Monday, September 4, 2000
Oak Creek The Oak Creek Board of Trustees meets tonight to discuss how to go about picking a town manager.
The town has invited the regional field manager of the Colorado Department of Local Affairs, Cathy Shipley, and Hayden Town Manager Rob Straebel to talk to the board and the public about the town manager position.
"A lot of the meeting is going to be about how we will go about doing this," Mayor Deb VanGundy said.
Trustees also instructed acting treasurer Nancy Stahoviak to collect job descriptions and salaries of town managers from around the state for the board to review.
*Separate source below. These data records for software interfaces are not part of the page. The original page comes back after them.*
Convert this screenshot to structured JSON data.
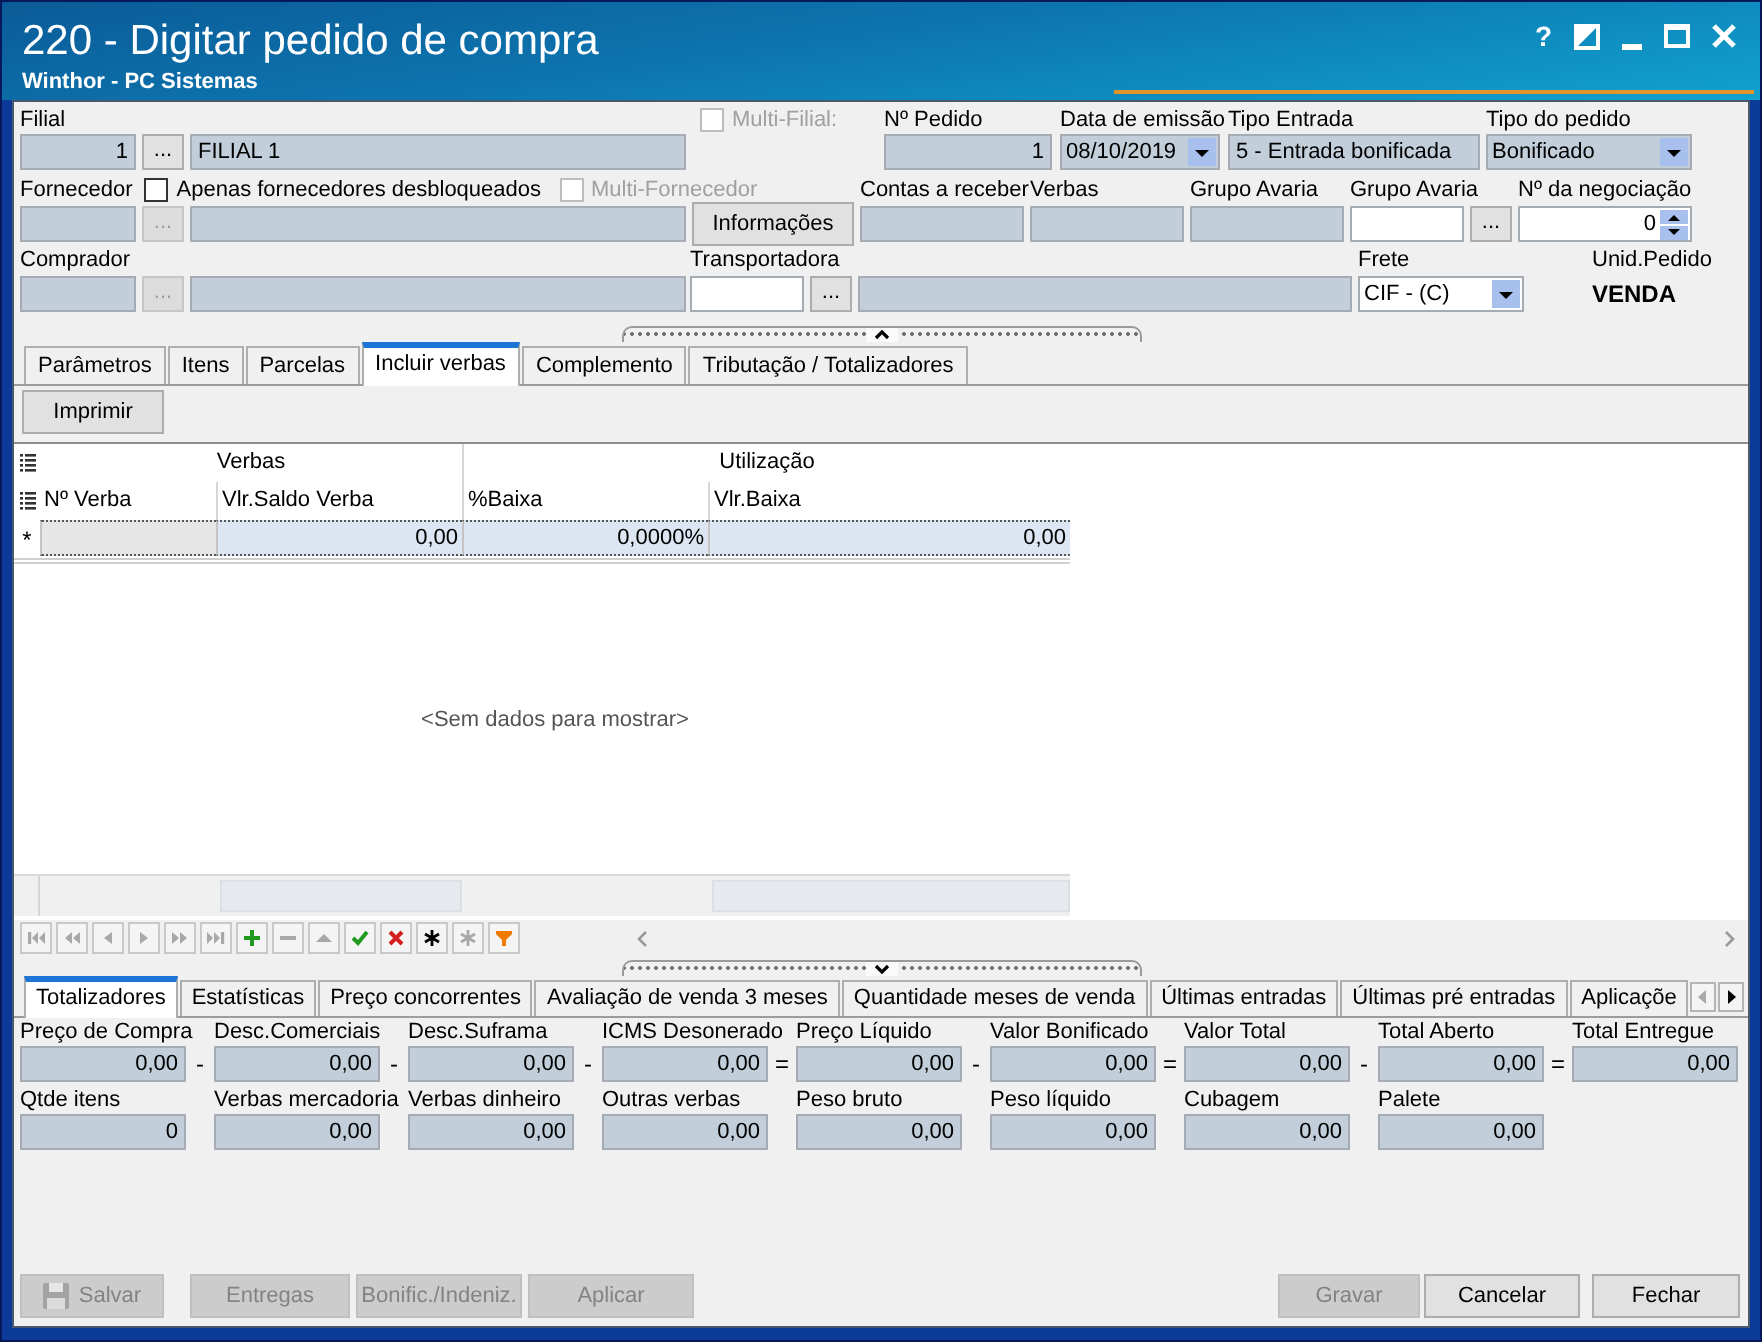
{
  "window": {
    "title": "220 - Digitar pedido de compra",
    "subtitle": "Winthor - PC Sistemas"
  },
  "title_buttons": [
    {
      "kind": "help",
      "label": "?"
    },
    {
      "kind": "restore"
    },
    {
      "kind": "minimize"
    },
    {
      "kind": "maximize"
    },
    {
      "kind": "close"
    }
  ],
  "header": {
    "filial": {
      "label": "Filial",
      "code": "1",
      "lookup": "...",
      "lookup_disabled": false,
      "name": "FILIAL 1",
      "read_only": true
    },
    "multi_filial": {
      "label": "Multi-Filial:",
      "checked": false,
      "disabled": true
    },
    "numero_pedido": {
      "label": "Nº Pedido",
      "value": "1",
      "read_only": true
    },
    "data_emissao": {
      "label": "Data de emissão",
      "value": "08/10/2019",
      "read_only": true
    },
    "tipo_entrada": {
      "label": "Tipo Entrada",
      "value": "5 - Entrada bonificada",
      "read_only": true
    },
    "tipo_pedido": {
      "label": "Tipo do pedido",
      "value": "Bonificado",
      "read_only": true
    },
    "fornecedor": {
      "label": "Fornecedor",
      "lookup": "...",
      "lookup_disabled": true,
      "read_only": true
    },
    "apenas_desbloqueados": {
      "label": "Apenas fornecedores desbloqueados",
      "checked": false,
      "disabled": false
    },
    "multi_fornecedor": {
      "label": "Multi-Fornecedor",
      "checked": false,
      "disabled": true
    },
    "informacoes": {
      "label": "Informações"
    },
    "contas_receber": {
      "label": "Contas a receber",
      "read_only": true
    },
    "verbas": {
      "label": "Verbas",
      "read_only": true
    },
    "grupo_avaria": {
      "label": "Grupo Avaria",
      "read_only": true
    },
    "grupo_avaria_busca": {
      "label": "Grupo Avaria",
      "lookup": "...",
      "lookup_disabled": false,
      "read_only": false
    },
    "negociacao": {
      "label": "Nº da negociação",
      "value": "0",
      "read_only": false
    },
    "comprador": {
      "label": "Comprador",
      "lookup": "...",
      "lookup_disabled": true,
      "read_only": true
    },
    "transportadora": {
      "label": "Transportadora",
      "lookup": "...",
      "lookup_disabled": false,
      "code_read_only": false,
      "name_read_only": true
    },
    "frete": {
      "label": "Frete",
      "value": "CIF - (C)",
      "read_only": false
    },
    "unid_pedido": {
      "label": "Unid.Pedido",
      "value": "VENDA"
    }
  },
  "tabs": [
    {
      "label": "Parâmetros",
      "selected": false
    },
    {
      "label": "Itens",
      "selected": false
    },
    {
      "label": "Parcelas",
      "selected": false
    },
    {
      "label": "Incluir verbas",
      "selected": true
    },
    {
      "label": "Complemento",
      "selected": false
    },
    {
      "label": "Tributação / Totalizadores",
      "selected": false
    }
  ],
  "verbas_tab": {
    "print_button": "Imprimir",
    "grid": {
      "bands": [
        {
          "label": "Verbas",
          "columns": [
            {
              "label": "Nº Verba",
              "summary": false
            },
            {
              "label": "Vlr.Saldo Verba",
              "summary": true
            }
          ]
        },
        {
          "label": "Utilização",
          "columns": [
            {
              "label": "%Baixa",
              "summary": false
            },
            {
              "label": "Vlr.Baixa",
              "summary": true
            }
          ]
        }
      ],
      "new_row": {
        "indicator": "*",
        "cells": [
          {
            "focused": true
          },
          {
            "value": "0,00",
            "focused": false
          },
          {
            "value": "0,0000%",
            "focused": false
          },
          {
            "value": "0,00",
            "focused": false
          }
        ]
      },
      "empty_text": "<Sem dados para mostrar>"
    },
    "navigator": [
      {
        "kind": "first",
        "disabled": true
      },
      {
        "kind": "prior_page",
        "disabled": true
      },
      {
        "kind": "prior",
        "disabled": true
      },
      {
        "kind": "next",
        "disabled": true
      },
      {
        "kind": "next_page",
        "disabled": true
      },
      {
        "kind": "last",
        "disabled": true
      },
      {
        "kind": "insert",
        "disabled": false
      },
      {
        "kind": "delete",
        "disabled": true
      },
      {
        "kind": "edit",
        "disabled": true
      },
      {
        "kind": "post",
        "disabled": false
      },
      {
        "kind": "cancel",
        "disabled": false
      },
      {
        "kind": "asterisk",
        "disabled": false
      },
      {
        "kind": "asterisk",
        "disabled": true
      },
      {
        "kind": "filter",
        "disabled": false
      }
    ]
  },
  "bottom_tabs": [
    {
      "label": "Totalizadores",
      "selected": true
    },
    {
      "label": "Estatísticas",
      "selected": false
    },
    {
      "label": "Preço concorrentes",
      "selected": false
    },
    {
      "label": "Avaliação de venda 3 meses",
      "selected": false
    },
    {
      "label": "Quantidade meses de venda",
      "selected": false
    },
    {
      "label": "Últimas entradas",
      "selected": false
    },
    {
      "label": "Últimas pré entradas",
      "selected": false
    },
    {
      "label": "Aplicaçõe",
      "selected": false
    }
  ],
  "tab_scroll": [
    {
      "kind": "left",
      "disabled": true
    },
    {
      "kind": "right",
      "disabled": false
    }
  ],
  "totalizadores": {
    "row_1": [
      {
        "label": "Preço de Compra",
        "value": "0,00",
        "operator": "-"
      },
      {
        "label": "Desc.Comerciais",
        "value": "0,00",
        "operator": "-"
      },
      {
        "label": "Desc.Suframa",
        "value": "0,00",
        "operator": "-"
      },
      {
        "label": "ICMS Desonerado",
        "value": "0,00",
        "operator": "="
      },
      {
        "label": "Preço Líquido",
        "value": "0,00",
        "operator": "-"
      },
      {
        "label": "Valor Bonificado",
        "value": "0,00",
        "operator": "="
      },
      {
        "label": "Valor Total",
        "value": "0,00",
        "operator": "-"
      },
      {
        "label": "Total Aberto",
        "value": "0,00",
        "operator": "="
      },
      {
        "label": "Total Entregue",
        "value": "0,00"
      }
    ],
    "row_2": [
      {
        "label": "Qtde itens",
        "value": "0"
      },
      {
        "label": "Verbas mercadoria",
        "value": "0,00"
      },
      {
        "label": "Verbas dinheiro",
        "value": "0,00"
      },
      {
        "label": "Outras verbas",
        "value": "0,00"
      },
      {
        "label": "Peso bruto",
        "value": "0,00"
      },
      {
        "label": "Peso líquido",
        "value": "0,00"
      },
      {
        "label": "Cubagem",
        "value": "0,00"
      },
      {
        "label": "Palete",
        "value": "0,00"
      }
    ]
  },
  "actions": {
    "left": [
      {
        "label": "Salvar",
        "kind": "save",
        "disabled": true
      },
      {
        "label": "Entregas",
        "kind": "text",
        "disabled": true
      },
      {
        "label": "Bonific./Indeniz.",
        "kind": "text",
        "disabled": true
      },
      {
        "label": "Aplicar",
        "kind": "text",
        "disabled": true
      }
    ],
    "right": [
      {
        "label": "Gravar",
        "kind": "text",
        "disabled": true
      },
      {
        "label": "Cancelar",
        "kind": "text",
        "disabled": false
      },
      {
        "label": "Fechar",
        "kind": "text",
        "disabled": false
      }
    ]
  }
}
From that information, the trustees will attempt to create their own job description for an Oak Creek town manager, which will include the responsibilities of the treasurer.
The public meeting to discuss the town manager proposal will begin at 7 o'clock tonight at the Oak Creek Town Hall.
Towns making the move to create the position usually need someone to oversee finances and administrative duties in all departments, Shipley said.
"Without a person over that, it's difficult," she said.
Though she wasn't completely familiar with Oak Creek's specific challenges, Shipley said money usually is the biggest hurdle that towns face when creating a town manager position.
"How you pay for it is an issue you're going to have to grapple with," she said.
Of the job descriptions and salaries collected, Hayden and Kremmling's are probably the most comparable since they're similar in size to Oak Creek, Stahoviak said.
In Hayden, compensation for the town manager position starts at $41,500 and tops out at $48,000. The Kremmling position starts at $40,000 and goes to $60,000.
Oak Creek trustees had thrown around the figure of $50,000 when they first began discussing salaries, but that was just a figure to start with.
County Commissioner Dan Ellison was Hayden's manager from 1984 to 1994. Though he was part time and was paid around $20,000 a year, the benefit of having him find available grant money to cover the cost of town projects and have the time to go after them paid for the position, he said.
"I paid for may salary 10 times over with the grants that I got," Ellison said.
Fellow County Commissioner Stahoviak agreed, and said that Oak Creek would have the benefit of getting grants that it otherwise couldn't go after because the town employees simply don't have the time.